-- Source information follows --

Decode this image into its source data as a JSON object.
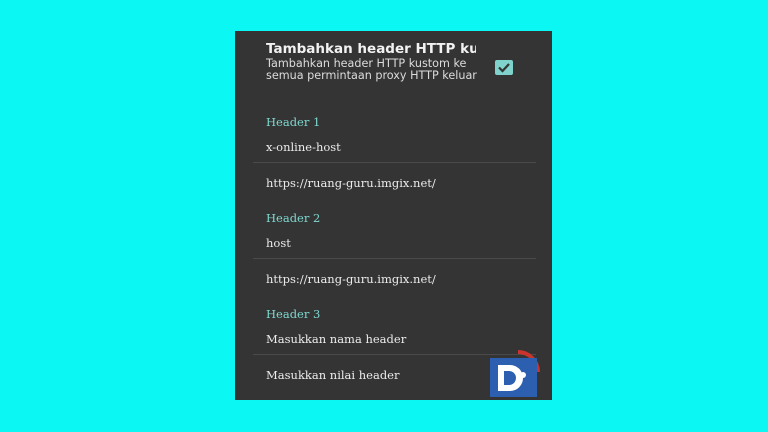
{
  "toggle": {
    "title": "Tambahkan header HTTP ku..",
    "description": "Tambahkan header HTTP kustom ke semua permintaan proxy HTTP keluar",
    "checked": true
  },
  "headers": [
    {
      "section": "Header 1",
      "name": "x-online-host",
      "value": "https://ruang-guru.imgix.net/"
    },
    {
      "section": "Header 2",
      "name": "host",
      "value": "https://ruang-guru.imgix.net/"
    },
    {
      "section": "Header 3",
      "name": "Masukkan nama header",
      "value": "Masukkan nilai header"
    }
  ],
  "colors": {
    "background": "#0af7f4",
    "panel": "#343434",
    "accent": "#7fd8d0",
    "logo_blue": "#2d5fb0",
    "logo_red": "#c9342e"
  },
  "icons": {
    "checkbox": "check-icon",
    "watermark": "d-logo-icon"
  }
}
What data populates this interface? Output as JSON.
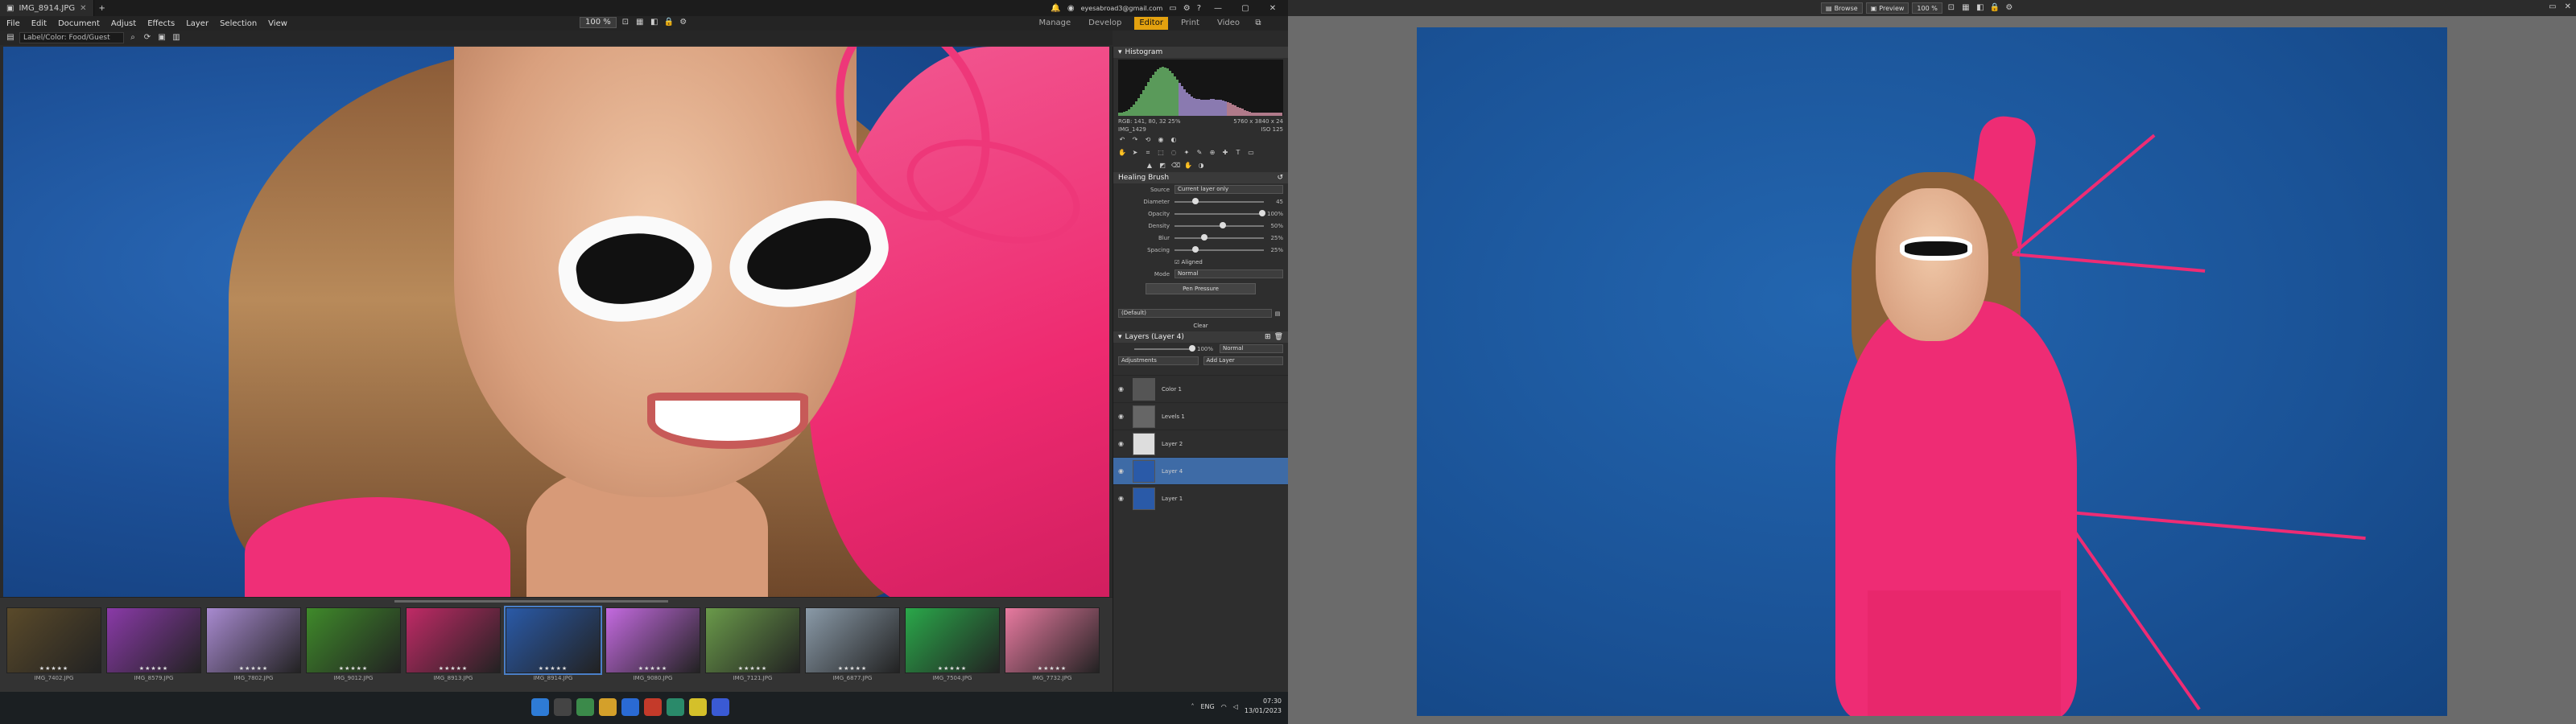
{
  "app": {
    "tab_title": "IMG_8914.JPG",
    "account": "eyesabroad3@gmail.com",
    "menu": [
      "File",
      "Edit",
      "Document",
      "Adjust",
      "Effects",
      "Layer",
      "Selection",
      "View"
    ],
    "modes": [
      "Manage",
      "Develop",
      "Editor",
      "Print",
      "Video"
    ],
    "active_mode": "Editor",
    "zoom": "100 %"
  },
  "path": {
    "value": "Label/Color: Food/Guest"
  },
  "panel": {
    "histogram_title": "Histogram",
    "histogram_info": "RGB: 141, 80, 32 25%",
    "file_info": "IMG_1429",
    "file_dims": "5760 x 3840 x 24",
    "iso_info": "ISO 125",
    "tool_title": "Healing Brush",
    "source_label": "Source",
    "source_value": "Current layer only",
    "params": [
      {
        "label": "Diameter",
        "value": "45"
      },
      {
        "label": "Opacity",
        "value": "100%"
      },
      {
        "label": "Density",
        "value": "50%"
      },
      {
        "label": "Blur",
        "value": "25%"
      },
      {
        "label": "Spacing",
        "value": "25%"
      }
    ],
    "aligned_label": "Aligned",
    "mode_label": "Mode",
    "mode_value": "Normal",
    "preview_button": "Pen Pressure",
    "preset_value": "(Default)",
    "clear_button": "Clear",
    "layers_title": "Layers (Layer 4)",
    "layer_opacity": "100%",
    "layer_blend": "Normal",
    "adjustments_button": "Adjustments",
    "add_layer_button": "Add Layer",
    "layers": [
      {
        "name": "Color 1",
        "selected": false
      },
      {
        "name": "Levels 1",
        "selected": false
      },
      {
        "name": "Layer 2",
        "selected": false
      },
      {
        "name": "Layer 4",
        "selected": true
      },
      {
        "name": "Layer 1",
        "selected": false
      }
    ]
  },
  "filmstrip": {
    "thumbs": [
      {
        "name": "IMG_7402.JPG",
        "color": "#5a4a2a",
        "selected": false
      },
      {
        "name": "IMG_8579.JPG",
        "color": "#8a3aa8",
        "selected": false
      },
      {
        "name": "IMG_7802.JPG",
        "color": "#a88ad0",
        "selected": false
      },
      {
        "name": "IMG_9012.JPG",
        "color": "#3f8a2a",
        "selected": false
      },
      {
        "name": "IMG_8913.JPG",
        "color": "#c02a66",
        "selected": false
      },
      {
        "name": "IMG_8914.JPG",
        "color": "#2a5aa8",
        "selected": true
      },
      {
        "name": "IMG_9080.JPG",
        "color": "#c46ae0",
        "selected": false
      },
      {
        "name": "IMG_7121.JPG",
        "color": "#6a9a4a",
        "selected": false
      },
      {
        "name": "IMG_6877.JPG",
        "color": "#8a9aa8",
        "selected": false
      },
      {
        "name": "IMG_7504.JPG",
        "color": "#2aa84a",
        "selected": false
      },
      {
        "name": "IMG_7732.JPG",
        "color": "#e87aa0",
        "selected": false
      }
    ]
  },
  "taskbar": {
    "lang": "ENG",
    "time": "07:30",
    "date": "13/01/2023"
  },
  "viewer": {
    "browse_label": "Browse",
    "preview_label": "Preview",
    "zoom": "100 %"
  }
}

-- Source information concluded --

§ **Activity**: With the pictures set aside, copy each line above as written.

§ **Task solution**:
Decode this image into its source data as a JSON object.
{
  "toggle": {
    "title": "Tambahkan header HTTP ku..",
    "description": "Tambahkan header HTTP kustom ke semua permintaan proxy HTTP keluar",
    "checked": true
  },
  "headers": [
    {
      "section": "Header 1",
      "name": "x-online-host",
      "value": "https://ruang-guru.imgix.net/"
    },
    {
      "section": "Header 2",
      "name": "host",
      "value": "https://ruang-guru.imgix.net/"
    },
    {
      "section": "Header 3",
      "name": "Masukkan nama header",
      "value": "Masukkan nilai header"
    }
  ],
  "colors": {
    "background": "#0af7f4",
    "panel": "#343434",
    "accent": "#7fd8d0",
    "logo_blue": "#2d5fb0",
    "logo_red": "#c9342e"
  },
  "icons": {
    "checkbox": "check-icon",
    "watermark": "d-logo-icon"
  }
}
What data populates this interface? Output as JSON.
{
  "app": {
    "tab_title": "IMG_8914.JPG",
    "account": "eyesabroad3@gmail.com",
    "menu": [
      "File",
      "Edit",
      "Document",
      "Adjust",
      "Effects",
      "Layer",
      "Selection",
      "View"
    ],
    "modes": [
      "Manage",
      "Develop",
      "Editor",
      "Print",
      "Video"
    ],
    "active_mode": "Editor",
    "zoom": "100 %"
  },
  "path": {
    "value": "Label/Color: Food/Guest"
  },
  "panel": {
    "histogram_title": "Histogram",
    "histogram_info": "RGB: 141, 80, 32 25%",
    "file_info": "IMG_1429",
    "file_dims": "5760 x 3840 x 24",
    "iso_info": "ISO 125",
    "tool_title": "Healing Brush",
    "source_label": "Source",
    "source_value": "Current layer only",
    "params": [
      {
        "label": "Diameter",
        "value": "45"
      },
      {
        "label": "Opacity",
        "value": "100%"
      },
      {
        "label": "Density",
        "value": "50%"
      },
      {
        "label": "Blur",
        "value": "25%"
      },
      {
        "label": "Spacing",
        "value": "25%"
      }
    ],
    "aligned_label": "Aligned",
    "mode_label": "Mode",
    "mode_value": "Normal",
    "preview_button": "Pen Pressure",
    "preset_value": "(Default)",
    "clear_button": "Clear",
    "layers_title": "Layers (Layer 4)",
    "layer_opacity": "100%",
    "layer_blend": "Normal",
    "adjustments_button": "Adjustments",
    "add_layer_button": "Add Layer",
    "layers": [
      {
        "name": "Color 1",
        "selected": false
      },
      {
        "name": "Levels 1",
        "selected": false
      },
      {
        "name": "Layer 2",
        "selected": false
      },
      {
        "name": "Layer 4",
        "selected": true
      },
      {
        "name": "Layer 1",
        "selected": false
      }
    ]
  },
  "filmstrip": {
    "thumbs": [
      {
        "name": "IMG_7402.JPG",
        "color": "#5a4a2a",
        "selected": false
      },
      {
        "name": "IMG_8579.JPG",
        "color": "#8a3aa8",
        "selected": false
      },
      {
        "name": "IMG_7802.JPG",
        "color": "#a88ad0",
        "selected": false
      },
      {
        "name": "IMG_9012.JPG",
        "color": "#3f8a2a",
        "selected": false
      },
      {
        "name": "IMG_8913.JPG",
        "color": "#c02a66",
        "selected": false
      },
      {
        "name": "IMG_8914.JPG",
        "color": "#2a5aa8",
        "selected": true
      },
      {
        "name": "IMG_9080.JPG",
        "color": "#c46ae0",
        "selected": false
      },
      {
        "name": "IMG_7121.JPG",
        "color": "#6a9a4a",
        "selected": false
      },
      {
        "name": "IMG_6877.JPG",
        "color": "#8a9aa8",
        "selected": false
      },
      {
        "name": "IMG_7504.JPG",
        "color": "#2aa84a",
        "selected": false
      },
      {
        "name": "IMG_7732.JPG",
        "color": "#e87aa0",
        "selected": false
      }
    ]
  },
  "taskbar": {
    "lang": "ENG",
    "time": "07:30",
    "date": "13/01/2023"
  },
  "viewer": {
    "browse_label": "Browse",
    "preview_label": "Preview",
    "zoom": "100 %"
  }
}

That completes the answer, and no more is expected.